RECORDS PROVIDED
▼

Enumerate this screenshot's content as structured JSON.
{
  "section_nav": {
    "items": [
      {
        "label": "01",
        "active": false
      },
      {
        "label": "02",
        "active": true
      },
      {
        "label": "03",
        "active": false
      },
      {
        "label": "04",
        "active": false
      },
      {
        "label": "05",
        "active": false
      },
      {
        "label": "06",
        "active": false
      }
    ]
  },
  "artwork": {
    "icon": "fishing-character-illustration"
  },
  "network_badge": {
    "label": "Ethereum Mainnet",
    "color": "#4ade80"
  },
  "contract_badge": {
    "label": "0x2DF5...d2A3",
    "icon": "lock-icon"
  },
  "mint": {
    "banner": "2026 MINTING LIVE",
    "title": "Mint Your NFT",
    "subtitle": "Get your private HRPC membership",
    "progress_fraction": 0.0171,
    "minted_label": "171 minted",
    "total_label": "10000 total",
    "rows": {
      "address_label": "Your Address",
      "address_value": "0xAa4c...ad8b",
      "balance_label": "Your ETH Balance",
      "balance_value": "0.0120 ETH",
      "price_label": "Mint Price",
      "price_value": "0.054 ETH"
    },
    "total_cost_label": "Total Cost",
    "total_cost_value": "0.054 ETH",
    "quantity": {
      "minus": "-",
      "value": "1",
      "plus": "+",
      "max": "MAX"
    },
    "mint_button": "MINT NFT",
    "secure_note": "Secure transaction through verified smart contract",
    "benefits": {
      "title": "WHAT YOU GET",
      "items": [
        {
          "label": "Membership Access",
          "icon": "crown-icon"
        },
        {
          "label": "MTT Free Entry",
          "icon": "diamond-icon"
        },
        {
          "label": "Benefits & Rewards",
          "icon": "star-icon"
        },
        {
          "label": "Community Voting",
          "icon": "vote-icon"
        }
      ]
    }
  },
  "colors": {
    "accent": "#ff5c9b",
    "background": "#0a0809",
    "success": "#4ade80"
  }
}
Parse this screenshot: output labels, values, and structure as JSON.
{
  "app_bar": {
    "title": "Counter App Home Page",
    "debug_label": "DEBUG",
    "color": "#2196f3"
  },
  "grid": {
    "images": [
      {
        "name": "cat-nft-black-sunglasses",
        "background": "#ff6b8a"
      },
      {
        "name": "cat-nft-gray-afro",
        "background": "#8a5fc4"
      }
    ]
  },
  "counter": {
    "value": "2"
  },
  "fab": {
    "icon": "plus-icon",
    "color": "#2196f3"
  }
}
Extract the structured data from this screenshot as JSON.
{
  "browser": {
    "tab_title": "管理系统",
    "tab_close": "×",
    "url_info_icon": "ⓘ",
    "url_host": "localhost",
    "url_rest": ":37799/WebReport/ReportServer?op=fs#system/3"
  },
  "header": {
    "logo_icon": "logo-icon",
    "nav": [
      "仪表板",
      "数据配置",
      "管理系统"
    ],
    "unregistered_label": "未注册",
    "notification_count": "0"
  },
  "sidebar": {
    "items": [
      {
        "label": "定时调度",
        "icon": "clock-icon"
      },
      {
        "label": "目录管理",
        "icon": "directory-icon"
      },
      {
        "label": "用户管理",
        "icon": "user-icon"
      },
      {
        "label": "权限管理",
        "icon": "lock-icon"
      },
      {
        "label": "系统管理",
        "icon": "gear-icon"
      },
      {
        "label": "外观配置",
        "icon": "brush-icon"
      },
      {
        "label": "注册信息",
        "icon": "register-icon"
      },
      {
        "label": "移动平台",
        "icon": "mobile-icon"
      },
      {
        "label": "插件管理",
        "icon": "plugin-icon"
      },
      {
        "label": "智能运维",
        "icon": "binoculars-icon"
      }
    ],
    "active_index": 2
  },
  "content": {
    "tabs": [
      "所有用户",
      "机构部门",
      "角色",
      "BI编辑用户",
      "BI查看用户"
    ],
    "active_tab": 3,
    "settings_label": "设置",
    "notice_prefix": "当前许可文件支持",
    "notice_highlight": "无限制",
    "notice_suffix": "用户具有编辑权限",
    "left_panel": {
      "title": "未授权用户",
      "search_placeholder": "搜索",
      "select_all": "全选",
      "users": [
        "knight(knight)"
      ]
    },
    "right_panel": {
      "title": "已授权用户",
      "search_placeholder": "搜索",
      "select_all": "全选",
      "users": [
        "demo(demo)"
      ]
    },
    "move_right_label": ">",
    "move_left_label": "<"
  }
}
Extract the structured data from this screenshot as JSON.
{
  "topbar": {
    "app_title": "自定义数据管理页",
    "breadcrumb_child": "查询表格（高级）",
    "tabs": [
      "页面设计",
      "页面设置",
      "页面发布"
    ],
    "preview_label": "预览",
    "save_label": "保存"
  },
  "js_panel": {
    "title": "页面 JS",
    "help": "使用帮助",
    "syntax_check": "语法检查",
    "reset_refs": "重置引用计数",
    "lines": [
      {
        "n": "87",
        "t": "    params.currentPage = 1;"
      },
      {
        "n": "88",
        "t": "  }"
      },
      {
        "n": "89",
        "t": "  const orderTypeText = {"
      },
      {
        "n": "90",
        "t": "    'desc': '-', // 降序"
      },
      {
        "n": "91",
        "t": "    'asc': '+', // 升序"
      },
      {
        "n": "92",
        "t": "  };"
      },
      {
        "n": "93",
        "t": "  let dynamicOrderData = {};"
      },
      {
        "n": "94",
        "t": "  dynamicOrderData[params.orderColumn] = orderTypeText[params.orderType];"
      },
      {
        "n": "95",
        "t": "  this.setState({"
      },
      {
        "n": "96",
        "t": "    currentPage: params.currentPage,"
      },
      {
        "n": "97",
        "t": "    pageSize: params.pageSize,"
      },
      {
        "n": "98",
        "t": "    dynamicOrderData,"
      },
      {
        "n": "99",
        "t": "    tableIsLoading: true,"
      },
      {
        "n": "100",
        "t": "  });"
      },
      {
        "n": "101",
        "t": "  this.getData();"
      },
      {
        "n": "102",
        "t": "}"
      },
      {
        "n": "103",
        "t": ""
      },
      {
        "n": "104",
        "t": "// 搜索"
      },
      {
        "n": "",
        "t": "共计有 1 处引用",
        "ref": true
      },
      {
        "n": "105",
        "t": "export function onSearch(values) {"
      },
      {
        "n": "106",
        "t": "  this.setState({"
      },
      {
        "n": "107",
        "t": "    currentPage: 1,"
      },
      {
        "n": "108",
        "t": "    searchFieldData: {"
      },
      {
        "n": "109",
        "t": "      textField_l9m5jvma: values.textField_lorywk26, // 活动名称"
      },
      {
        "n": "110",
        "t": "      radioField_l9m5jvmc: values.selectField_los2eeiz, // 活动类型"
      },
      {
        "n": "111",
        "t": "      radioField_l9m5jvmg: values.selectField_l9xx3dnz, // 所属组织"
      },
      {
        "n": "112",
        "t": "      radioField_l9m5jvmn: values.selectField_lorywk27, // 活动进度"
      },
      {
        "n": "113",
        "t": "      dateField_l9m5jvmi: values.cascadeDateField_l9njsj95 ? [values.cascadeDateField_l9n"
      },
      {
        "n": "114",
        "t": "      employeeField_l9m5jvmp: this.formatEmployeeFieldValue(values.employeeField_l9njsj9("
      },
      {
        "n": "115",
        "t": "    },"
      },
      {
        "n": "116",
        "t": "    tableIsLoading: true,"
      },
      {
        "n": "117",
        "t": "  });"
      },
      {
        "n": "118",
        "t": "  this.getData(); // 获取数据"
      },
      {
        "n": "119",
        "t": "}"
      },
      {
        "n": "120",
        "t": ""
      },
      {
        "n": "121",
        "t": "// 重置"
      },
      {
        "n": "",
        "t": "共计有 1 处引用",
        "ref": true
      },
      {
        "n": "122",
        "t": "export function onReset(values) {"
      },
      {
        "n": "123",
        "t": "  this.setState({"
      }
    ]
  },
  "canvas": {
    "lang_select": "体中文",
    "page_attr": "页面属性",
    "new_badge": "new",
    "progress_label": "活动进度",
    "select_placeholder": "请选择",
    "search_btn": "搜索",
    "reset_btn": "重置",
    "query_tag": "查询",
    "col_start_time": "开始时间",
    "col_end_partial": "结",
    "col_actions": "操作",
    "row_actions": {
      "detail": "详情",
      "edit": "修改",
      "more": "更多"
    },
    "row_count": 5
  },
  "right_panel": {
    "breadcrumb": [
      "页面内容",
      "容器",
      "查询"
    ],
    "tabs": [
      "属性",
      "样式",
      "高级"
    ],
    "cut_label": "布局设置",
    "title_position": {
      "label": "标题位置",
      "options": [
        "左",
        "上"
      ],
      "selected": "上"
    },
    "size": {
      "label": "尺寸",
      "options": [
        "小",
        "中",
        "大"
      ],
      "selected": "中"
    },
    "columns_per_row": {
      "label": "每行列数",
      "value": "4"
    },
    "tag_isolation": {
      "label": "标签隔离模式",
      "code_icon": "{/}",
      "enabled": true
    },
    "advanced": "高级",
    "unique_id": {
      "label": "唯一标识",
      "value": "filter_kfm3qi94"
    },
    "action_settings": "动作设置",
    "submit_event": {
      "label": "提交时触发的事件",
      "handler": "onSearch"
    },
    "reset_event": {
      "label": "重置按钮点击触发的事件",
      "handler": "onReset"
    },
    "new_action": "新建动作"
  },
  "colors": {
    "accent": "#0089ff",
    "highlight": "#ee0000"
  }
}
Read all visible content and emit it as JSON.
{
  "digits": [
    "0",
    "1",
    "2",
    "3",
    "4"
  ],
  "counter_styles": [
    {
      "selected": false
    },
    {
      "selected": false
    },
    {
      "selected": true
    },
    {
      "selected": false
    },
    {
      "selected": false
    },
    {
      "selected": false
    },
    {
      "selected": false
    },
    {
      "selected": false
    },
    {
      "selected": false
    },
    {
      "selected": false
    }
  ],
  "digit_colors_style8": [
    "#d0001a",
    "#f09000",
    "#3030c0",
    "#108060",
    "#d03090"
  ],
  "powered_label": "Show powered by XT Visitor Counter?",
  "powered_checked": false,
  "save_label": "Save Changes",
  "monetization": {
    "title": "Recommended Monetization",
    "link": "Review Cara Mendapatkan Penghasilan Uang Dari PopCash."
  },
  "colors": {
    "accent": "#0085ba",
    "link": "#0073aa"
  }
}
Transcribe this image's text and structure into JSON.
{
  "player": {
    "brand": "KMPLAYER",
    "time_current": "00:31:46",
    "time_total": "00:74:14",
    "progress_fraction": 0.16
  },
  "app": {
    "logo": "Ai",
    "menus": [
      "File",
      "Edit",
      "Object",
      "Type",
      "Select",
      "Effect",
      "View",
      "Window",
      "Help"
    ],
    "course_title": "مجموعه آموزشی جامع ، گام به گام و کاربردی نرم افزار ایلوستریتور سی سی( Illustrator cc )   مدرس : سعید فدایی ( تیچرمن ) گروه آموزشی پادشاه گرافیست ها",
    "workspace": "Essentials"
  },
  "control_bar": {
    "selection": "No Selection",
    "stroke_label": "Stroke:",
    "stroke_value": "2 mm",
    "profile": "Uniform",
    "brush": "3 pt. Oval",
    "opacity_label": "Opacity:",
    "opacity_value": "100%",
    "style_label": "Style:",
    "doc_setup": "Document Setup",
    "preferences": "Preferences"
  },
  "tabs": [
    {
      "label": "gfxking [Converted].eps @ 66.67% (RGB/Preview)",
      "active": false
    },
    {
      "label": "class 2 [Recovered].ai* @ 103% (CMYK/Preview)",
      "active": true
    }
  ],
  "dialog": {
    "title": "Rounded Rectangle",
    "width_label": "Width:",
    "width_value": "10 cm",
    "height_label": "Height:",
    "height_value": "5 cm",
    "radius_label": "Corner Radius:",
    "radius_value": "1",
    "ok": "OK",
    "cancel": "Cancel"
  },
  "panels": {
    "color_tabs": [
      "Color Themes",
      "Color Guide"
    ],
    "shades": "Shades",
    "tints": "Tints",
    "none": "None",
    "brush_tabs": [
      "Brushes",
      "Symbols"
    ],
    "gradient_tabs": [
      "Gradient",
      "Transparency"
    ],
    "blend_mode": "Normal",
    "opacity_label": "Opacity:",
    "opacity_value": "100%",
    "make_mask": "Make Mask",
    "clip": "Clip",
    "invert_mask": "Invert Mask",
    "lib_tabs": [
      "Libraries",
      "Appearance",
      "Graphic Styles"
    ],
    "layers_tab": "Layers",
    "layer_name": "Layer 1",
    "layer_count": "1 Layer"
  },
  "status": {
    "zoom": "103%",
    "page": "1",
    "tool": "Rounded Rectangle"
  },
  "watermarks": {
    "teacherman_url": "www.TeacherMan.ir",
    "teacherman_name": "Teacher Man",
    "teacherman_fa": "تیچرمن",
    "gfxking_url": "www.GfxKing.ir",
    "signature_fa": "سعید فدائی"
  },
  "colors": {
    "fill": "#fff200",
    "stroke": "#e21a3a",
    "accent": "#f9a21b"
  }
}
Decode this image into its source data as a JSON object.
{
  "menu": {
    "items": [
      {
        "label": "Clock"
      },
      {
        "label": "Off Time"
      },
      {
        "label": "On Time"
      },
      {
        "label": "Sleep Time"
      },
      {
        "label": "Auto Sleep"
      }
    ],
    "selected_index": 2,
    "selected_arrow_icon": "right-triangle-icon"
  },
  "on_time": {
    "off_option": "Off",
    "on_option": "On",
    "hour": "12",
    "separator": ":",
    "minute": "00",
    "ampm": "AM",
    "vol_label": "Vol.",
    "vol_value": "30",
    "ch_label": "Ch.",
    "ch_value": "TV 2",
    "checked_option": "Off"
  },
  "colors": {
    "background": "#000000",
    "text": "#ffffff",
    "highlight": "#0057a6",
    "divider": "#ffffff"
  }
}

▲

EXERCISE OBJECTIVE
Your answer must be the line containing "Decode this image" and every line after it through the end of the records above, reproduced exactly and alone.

RESPONSE AREA
Decode this image into its source data as a JSON object.
{
  "menu": {
    "items": [
      {
        "label": "Clock"
      },
      {
        "label": "Off Time"
      },
      {
        "label": "On Time"
      },
      {
        "label": "Sleep Time"
      },
      {
        "label": "Auto Sleep"
      }
    ],
    "selected_index": 2,
    "selected_arrow_icon": "right-triangle-icon"
  },
  "on_time": {
    "off_option": "Off",
    "on_option": "On",
    "hour": "12",
    "separator": ":",
    "minute": "00",
    "ampm": "AM",
    "vol_label": "Vol.",
    "vol_value": "30",
    "ch_label": "Ch.",
    "ch_value": "TV 2",
    "checked_option": "Off"
  },
  "colors": {
    "background": "#000000",
    "text": "#ffffff",
    "highlight": "#0057a6",
    "divider": "#ffffff"
  }
}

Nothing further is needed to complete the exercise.